▶ **Extracted data**

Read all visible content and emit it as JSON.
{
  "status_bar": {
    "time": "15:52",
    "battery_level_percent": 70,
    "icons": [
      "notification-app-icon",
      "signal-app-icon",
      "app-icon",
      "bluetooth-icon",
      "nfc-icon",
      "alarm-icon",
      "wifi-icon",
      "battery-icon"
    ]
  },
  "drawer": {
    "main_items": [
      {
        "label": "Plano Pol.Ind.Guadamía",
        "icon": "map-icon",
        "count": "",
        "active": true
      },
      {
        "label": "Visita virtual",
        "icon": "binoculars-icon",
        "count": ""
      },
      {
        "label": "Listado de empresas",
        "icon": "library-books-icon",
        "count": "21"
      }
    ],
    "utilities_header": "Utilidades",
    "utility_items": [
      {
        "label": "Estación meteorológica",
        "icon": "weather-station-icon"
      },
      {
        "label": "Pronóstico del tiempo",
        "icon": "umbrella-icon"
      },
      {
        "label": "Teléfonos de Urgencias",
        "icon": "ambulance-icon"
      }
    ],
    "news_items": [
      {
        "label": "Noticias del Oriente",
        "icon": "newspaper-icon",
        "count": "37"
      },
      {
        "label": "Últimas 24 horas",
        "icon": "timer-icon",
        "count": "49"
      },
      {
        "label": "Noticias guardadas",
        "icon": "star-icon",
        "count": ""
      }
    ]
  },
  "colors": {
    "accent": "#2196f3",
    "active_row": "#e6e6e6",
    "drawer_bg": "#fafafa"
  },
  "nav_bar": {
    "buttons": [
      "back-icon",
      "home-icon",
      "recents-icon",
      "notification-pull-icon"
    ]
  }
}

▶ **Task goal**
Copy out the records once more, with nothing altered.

▶ **Task result**
Read all visible content and emit it as JSON.
{
  "status_bar": {
    "time": "15:52",
    "battery_level_percent": 70,
    "icons": [
      "notification-app-icon",
      "signal-app-icon",
      "app-icon",
      "bluetooth-icon",
      "nfc-icon",
      "alarm-icon",
      "wifi-icon",
      "battery-icon"
    ]
  },
  "drawer": {
    "main_items": [
      {
        "label": "Plano Pol.Ind.Guadamía",
        "icon": "map-icon",
        "count": "",
        "active": true
      },
      {
        "label": "Visita virtual",
        "icon": "binoculars-icon",
        "count": ""
      },
      {
        "label": "Listado de empresas",
        "icon": "library-books-icon",
        "count": "21"
      }
    ],
    "utilities_header": "Utilidades",
    "utility_items": [
      {
        "label": "Estación meteorológica",
        "icon": "weather-station-icon"
      },
      {
        "label": "Pronóstico del tiempo",
        "icon": "umbrella-icon"
      },
      {
        "label": "Teléfonos de Urgencias",
        "icon": "ambulance-icon"
      }
    ],
    "news_items": [
      {
        "label": "Noticias del Oriente",
        "icon": "newspaper-icon",
        "count": "37"
      },
      {
        "label": "Últimas 24 horas",
        "icon": "timer-icon",
        "count": "49"
      },
      {
        "label": "Noticias guardadas",
        "icon": "star-icon",
        "count": ""
      }
    ]
  },
  "colors": {
    "accent": "#2196f3",
    "active_row": "#e6e6e6",
    "drawer_bg": "#fafafa"
  },
  "nav_bar": {
    "buttons": [
      "back-icon",
      "home-icon",
      "recents-icon",
      "notification-pull-icon"
    ]
  }
}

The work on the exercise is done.